Over the past three years, the Indian economy has surged at an average rate of 9% per year, thereby bolstering India’s image as a formidable economic force on the global stage. However, in order to sustain both economic growth and human development, the Economist, in its latest issue entitled, “What’s Holding India Back?”, contends that India must institute and enforce significant reforms in its bloated public sector. Despite Prime Minister Manmohan Singh’s commitment to “administrative reform – at every level”, including the formation of a commission to look into the matter, even P. Chidambaram, India’s Finance Minister, admits that for the most part, the commission’s deliberations have been “academic.” In an article entitled “India’s Civil Service: Battling the Babu Raj”, the Economist contends that this trend threatens to stifle economic growth:
Some economists see India’s malfunctioning public sector as its biggest obstacle to growth. Lant Pritchett, of the Kennedy School of Government at Harvard, calls it “one of the world’s top ten biggest problems—of the order of AIDS and climate change”.
There is a very human dimension to this issue, as bureaucratic inefficiency and corruption takes a bite into government schemes intended for the poor. In fact, the impact of India’s recently proposed development spending schemes, termed “inclusive growth” by the government, are expected to be diluted by gross inefficiencies in the public sector. In a separate article entitled, “What’s Holding India Back?” the Economist informs readers of the following:
In his budget, Mr Chidambaram duly handed out extra money to a long list of worthy schemes, from school meals to rural road-building. But as he himself conceded, outlays and outcomes are not the same thing. Standing between the two is an administrative machine corroded by apathy and corruption. The government’s subsidies fail to reach the poor, its schools fail to teach them and its rural clinics fail to treat them.
In fact, this trend towards counter-productivity is far more entrenched than we may realize:
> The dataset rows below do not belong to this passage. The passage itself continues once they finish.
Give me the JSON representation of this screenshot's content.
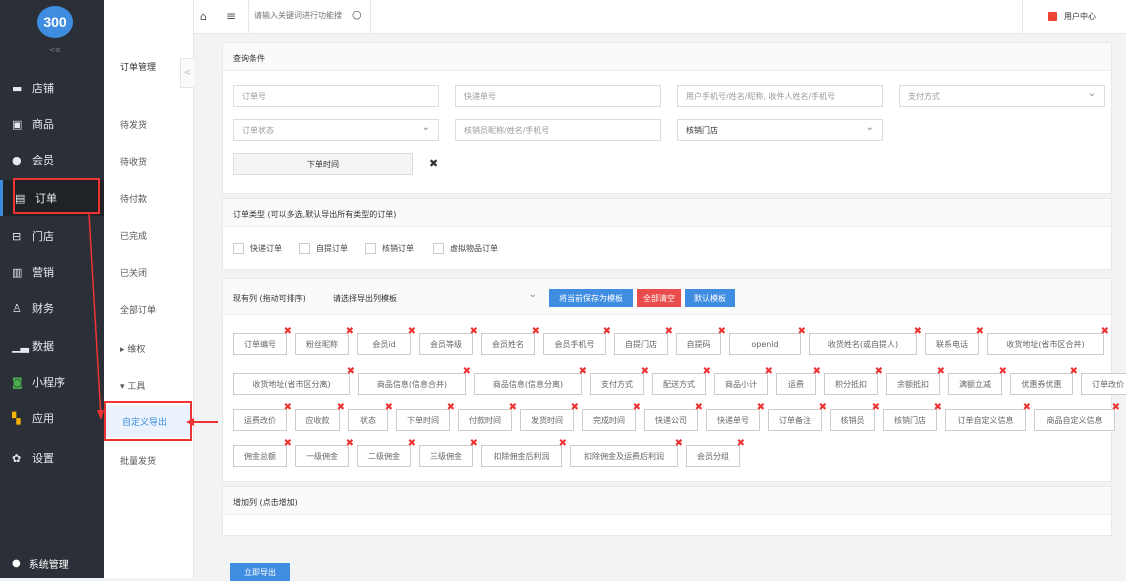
{
  "logo": {
    "text": "300"
  },
  "sidebar": {
    "collapse_label": "<≡",
    "items": [
      {
        "label": "店铺",
        "icon": "store-icon"
      },
      {
        "label": "商品",
        "icon": "product-icon"
      },
      {
        "label": "会员",
        "icon": "member-icon"
      },
      {
        "label": "订单",
        "icon": "order-icon"
      },
      {
        "label": "门店",
        "icon": "shop-icon"
      },
      {
        "label": "营销",
        "icon": "gift-icon"
      },
      {
        "label": "财务",
        "icon": "finance-icon"
      },
      {
        "label": "数据",
        "icon": "chart-icon"
      },
      {
        "label": "小程序",
        "icon": "miniprogram-icon"
      },
      {
        "label": "应用",
        "icon": "app-icon"
      },
      {
        "label": "设置",
        "icon": "gear-icon"
      }
    ],
    "system": "系统管理"
  },
  "submenu": {
    "title": "订单管理",
    "collapse": "<",
    "items": [
      "待发货",
      "待收货",
      "待付款",
      "已完成",
      "已关闭",
      "全部订单",
      "维权",
      "工具",
      "自定义导出",
      "批量发货"
    ]
  },
  "topbar": {
    "search_placeholder": "请输入关键词进行功能搜",
    "user": "用户中心"
  },
  "query": {
    "title": "查询条件",
    "fields": {
      "order_no": "订单号",
      "express_no": "快递单号",
      "user": "用户手机号/姓名/昵称, 收件人姓名/手机号",
      "payment": "支付方式",
      "status": "订单状态",
      "verifier": "核销员昵称/姓名/手机号",
      "store": "核销门店",
      "time": "下单时间",
      "clear": "✖"
    }
  },
  "order_type": {
    "title": "订单类型 (可以多选,默认导出所有类型的订单)",
    "options": [
      "快递订单",
      "自提订单",
      "核销订单",
      "虚拟物品订单"
    ]
  },
  "columns": {
    "label": "现有列 (拖动可排序)",
    "template_select": "请选择导出列模板",
    "btn_save": "将当前保存为模板",
    "btn_clear": "全部清空",
    "btn_default": "默认模板",
    "tags_row1": [
      "订单编号",
      "粉丝昵称",
      "会员id",
      "会员等级",
      "会员姓名",
      "会员手机号",
      "自提门店",
      "自提码",
      "openid",
      "收货姓名(或自提人)",
      "联系电话",
      "收货地址(省市区合并)"
    ],
    "tags_row2": [
      "收货地址(省市区分离)",
      "商品信息(信息合并)",
      "商品信息(信息分离)",
      "支付方式",
      "配送方式",
      "商品小计",
      "运费",
      "积分抵扣",
      "余额抵扣",
      "满额立减",
      "优惠券优惠",
      "订单改价"
    ],
    "tags_row3": [
      "运费改价",
      "应收款",
      "状态",
      "下单时间",
      "付款时间",
      "发货时间",
      "完成时间",
      "快递公司",
      "快递单号",
      "订单备注",
      "核销员",
      "核销门店",
      "订单自定义信息",
      "商品自定义信息"
    ],
    "tags_row4": [
      "佣金总额",
      "一级佣金",
      "二级佣金",
      "三级佣金",
      "扣除佣金后利润",
      "扣除佣金及运费后利润",
      "会员分组"
    ]
  },
  "add_columns": {
    "title": "增加列 (点击增加)"
  },
  "export_button": "立即导出",
  "colors": {
    "sidebar": "#2b3038",
    "accent": "#3f8de0",
    "danger": "#e84c4c",
    "highlight": "#e33333"
  }
}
According to the Congress-led government’s own estimate, most development spending fails to reach its intended recipients. Instead it is sponged up, or siphoned off, by a vast, tumorous bureaucracy. That is why, despite India’s commitment to universal health care, water and education, only five countries have a lower portion of health spending in the public sector; over half of urban children are educated privately; and nearly all investment in irrigation is private. Under stress of tube-wells and a four-year drought, the water table in Jalaun has fallen by up to 15 metres. Despite the proximity of two great rivers, only 40% of the district is irrigated; no canal has been dug since colonial times.
Fundamentally, the Economist concludes, in order “to provide poor Indians with halfway decent services, the bureaucracy needs, root-and-branch, to be made accountable.” The article suggests a more “seismic reform”, namely in the form of a resurgence of the “16-year campaign to decentralize power from the states to local elected bodies known as panchayats, cutting out much of the bureaucratic cancer altogether.” This process of reinstating power in the hands of local governance, however, will be a lethargic one in the face of bureaucratic opposition, especially given the current state of affairs:
India’s panchayats, or local governments, are in theory responsible for managing welfare and development schemes in their district or urban area. But many are powerless. In only two states, Communist-ruled Kerala and West Bengal, have they been given control over their own budgets—with patchy success.
In order to make sizable strides in the direction of both economic growth and development, especially with respect to the poor, the Indian government must make administrative reform a priority.